** Opening Exercise materials block **

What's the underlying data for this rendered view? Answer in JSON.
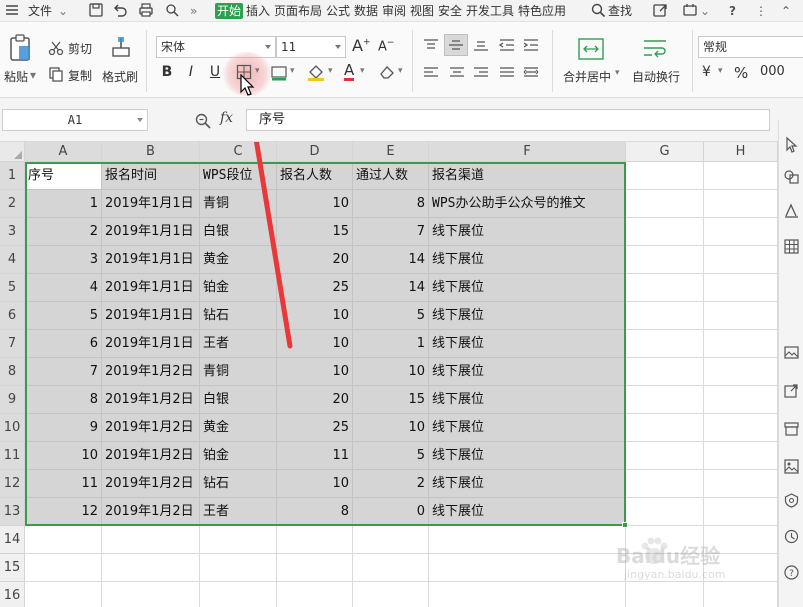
{
  "menubar": {
    "file_label": "文件",
    "tabs": [
      "开始",
      "插入",
      "页面布局",
      "公式",
      "数据",
      "审阅",
      "视图",
      "安全",
      "开发工具",
      "特色应用"
    ],
    "search_label": "查找"
  },
  "ribbon": {
    "paste_label": "粘贴",
    "cut_label": "剪切",
    "copy_label": "复制",
    "format_painter_label": "格式刷",
    "font_name": "宋体",
    "font_size": "11",
    "merge_center_label": "合并居中",
    "wrap_text_label": "自动换行",
    "number_format": "常规"
  },
  "formula_bar": {
    "name_box": "A1",
    "fx_label": "fx",
    "content": "序号"
  },
  "sheet": {
    "columns": [
      "A",
      "B",
      "C",
      "D",
      "E",
      "F",
      "G",
      "H"
    ],
    "rows": [
      "1",
      "2",
      "3",
      "4",
      "5",
      "6",
      "7",
      "8",
      "9",
      "10",
      "11",
      "12",
      "13",
      "14",
      "15",
      "16"
    ],
    "header": [
      "序号",
      "报名时间",
      "WPS段位",
      "报名人数",
      "通过人数",
      "报名渠道"
    ],
    "data": [
      [
        "1",
        "2019年1月1日",
        "青铜",
        "10",
        "8",
        "WPS办公助手公众号的推文"
      ],
      [
        "2",
        "2019年1月1日",
        "白银",
        "15",
        "7",
        "线下展位"
      ],
      [
        "3",
        "2019年1月1日",
        "黄金",
        "20",
        "14",
        "线下展位"
      ],
      [
        "4",
        "2019年1月1日",
        "铂金",
        "25",
        "14",
        "线下展位"
      ],
      [
        "5",
        "2019年1月1日",
        "钻石",
        "10",
        "5",
        "线下展位"
      ],
      [
        "6",
        "2019年1月1日",
        "王者",
        "10",
        "1",
        "线下展位"
      ],
      [
        "7",
        "2019年1月2日",
        "青铜",
        "10",
        "10",
        "线下展位"
      ],
      [
        "8",
        "2019年1月2日",
        "白银",
        "20",
        "15",
        "线下展位"
      ],
      [
        "9",
        "2019年1月2日",
        "黄金",
        "25",
        "10",
        "线下展位"
      ],
      [
        "10",
        "2019年1月2日",
        "铂金",
        "11",
        "5",
        "线下展位"
      ],
      [
        "11",
        "2019年1月2日",
        "钻石",
        "10",
        "2",
        "线下展位"
      ],
      [
        "12",
        "2019年1月2日",
        "王者",
        "8",
        "0",
        "线下展位"
      ]
    ]
  },
  "watermark": {
    "brand": "Baidu经验",
    "url": "jingyan.baidu.com"
  },
  "colors": {
    "accent_green": "#2e9e4f",
    "selection_border": "#3c9a4a",
    "arrow_red": "#e8383a"
  }
}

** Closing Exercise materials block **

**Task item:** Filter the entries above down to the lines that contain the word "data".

**Task solution:**
What's the underlying data for this rendered view? Answer in JSON.
    "data": [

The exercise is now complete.